At the beginning of the pilgrimage our leader, Fr Derry Healy, said, ‘We are a group of lay people, sisters and priests hoping to be touched by the people, places and cultures where St Columban traveled, setting up schools and monastic communities at the end of the sixth and the beginning of the seventh centuries’.
The highlight of the pilgrimage was offering Mass with my classmate, Fr Brian Gore, on the occasion of our 40th anniversary of ordination. We celebrated beside St Columban’s tomb in the crypt of the basilica in Bobbio, Italy. I felt feelings of gratitude to God, to my family, Columbans, the people of Korea, the benefactors of our mission Society and to St Columban himself.
Through the pilgrimage I have come to know St Columban as someone I could pray to in a personal way.
Basilica of St Columban, Bobbio, Italy. The basilica was built between 1462 and 1522.
I was surprised at the way the people of Germany, France, Austria, Switzerland and Italy remember and revere St Columban today. His name is everywhere - mountains, streets, towns, churches, orchestras and businesses. Even the dry-cleaning shop and a lingerie boutique in Luxeuil near his former monastery are named after him. There are groups of people in these countries such as Les Amis de St Columban (The Friends of St Columban) in Luxeuil, in Baden-Baden (Germany), Olivone (Switzerland), in Bregenz (Austria), and in several towns in Italy, who keep his memory and his spirit alive.
We traveled by bus and a few on foot. St Columban did most of his traveling by foot and during his life covered amazing distances. He also traveled by boat; his original journey was by sea from Ireland to mainland Europe, down the Loire River in present day France and later by the Rhine to Austria. He was 70 years of age when he walked across the Alps into Italy.
We found that St Columban had a strong relationship with nature. He regularly walked up mountains to spend time in prayer and reflection there. Images show him with a sun on his breast and a dove on his shoulder. Scholars today still research the influence he may have had on St Francis of Assisi.
St Columban, Bristol Rhode Island
Young men flocked to receive an education from St Columban who was highly educated. The rule he wrote for his monasteries was notorious for its severity, particularly the acts of penitence imposed for infractions.
One of the valuable teachings that appealed to me is the link between love and respect for the Eucharist - with the practice of love and respect for one’s brothers and sisters.
We are truly blessed to have St Columban as our patron, our model.

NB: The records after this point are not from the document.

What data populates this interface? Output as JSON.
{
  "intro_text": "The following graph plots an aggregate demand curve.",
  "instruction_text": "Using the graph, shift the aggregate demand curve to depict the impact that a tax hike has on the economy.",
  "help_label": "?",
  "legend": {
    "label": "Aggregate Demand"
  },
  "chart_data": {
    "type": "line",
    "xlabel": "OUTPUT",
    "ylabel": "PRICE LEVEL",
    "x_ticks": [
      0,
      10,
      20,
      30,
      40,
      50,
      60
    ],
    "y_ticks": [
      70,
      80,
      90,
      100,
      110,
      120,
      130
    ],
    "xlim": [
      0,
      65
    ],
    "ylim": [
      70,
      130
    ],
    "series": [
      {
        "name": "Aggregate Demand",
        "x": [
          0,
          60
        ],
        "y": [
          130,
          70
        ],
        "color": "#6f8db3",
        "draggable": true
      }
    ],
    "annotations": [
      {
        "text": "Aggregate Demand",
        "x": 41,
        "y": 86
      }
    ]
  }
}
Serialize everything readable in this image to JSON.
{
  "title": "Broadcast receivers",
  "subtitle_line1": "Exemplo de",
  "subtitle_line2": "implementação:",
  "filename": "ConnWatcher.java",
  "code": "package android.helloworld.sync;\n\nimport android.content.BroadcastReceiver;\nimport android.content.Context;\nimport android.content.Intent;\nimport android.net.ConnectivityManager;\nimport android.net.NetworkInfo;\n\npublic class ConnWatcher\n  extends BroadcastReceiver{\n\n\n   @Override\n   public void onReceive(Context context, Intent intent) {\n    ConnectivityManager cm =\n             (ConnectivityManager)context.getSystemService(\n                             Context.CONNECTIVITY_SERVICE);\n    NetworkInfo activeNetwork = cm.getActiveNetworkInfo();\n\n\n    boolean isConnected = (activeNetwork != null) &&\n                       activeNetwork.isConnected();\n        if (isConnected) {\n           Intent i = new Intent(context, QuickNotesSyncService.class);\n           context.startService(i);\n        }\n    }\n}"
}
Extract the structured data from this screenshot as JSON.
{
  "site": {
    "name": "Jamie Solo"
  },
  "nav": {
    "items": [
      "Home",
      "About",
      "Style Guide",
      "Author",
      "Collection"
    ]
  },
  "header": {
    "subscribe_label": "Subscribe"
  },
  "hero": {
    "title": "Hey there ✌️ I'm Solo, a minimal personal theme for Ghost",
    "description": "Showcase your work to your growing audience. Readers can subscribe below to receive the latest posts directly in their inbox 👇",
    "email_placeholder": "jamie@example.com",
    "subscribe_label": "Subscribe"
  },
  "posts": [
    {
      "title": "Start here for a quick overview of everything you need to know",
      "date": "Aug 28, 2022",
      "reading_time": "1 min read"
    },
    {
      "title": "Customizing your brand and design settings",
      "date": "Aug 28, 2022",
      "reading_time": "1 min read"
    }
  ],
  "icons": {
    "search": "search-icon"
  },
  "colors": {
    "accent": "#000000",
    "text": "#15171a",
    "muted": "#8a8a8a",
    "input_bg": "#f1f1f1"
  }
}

Crypt of St Columban, Bobbio
Fr Ray Scanlon worked in the priestly formation of Columban students in Korea and the USA. He now resides at St Columban’s, Essendon, Victoria, Australia.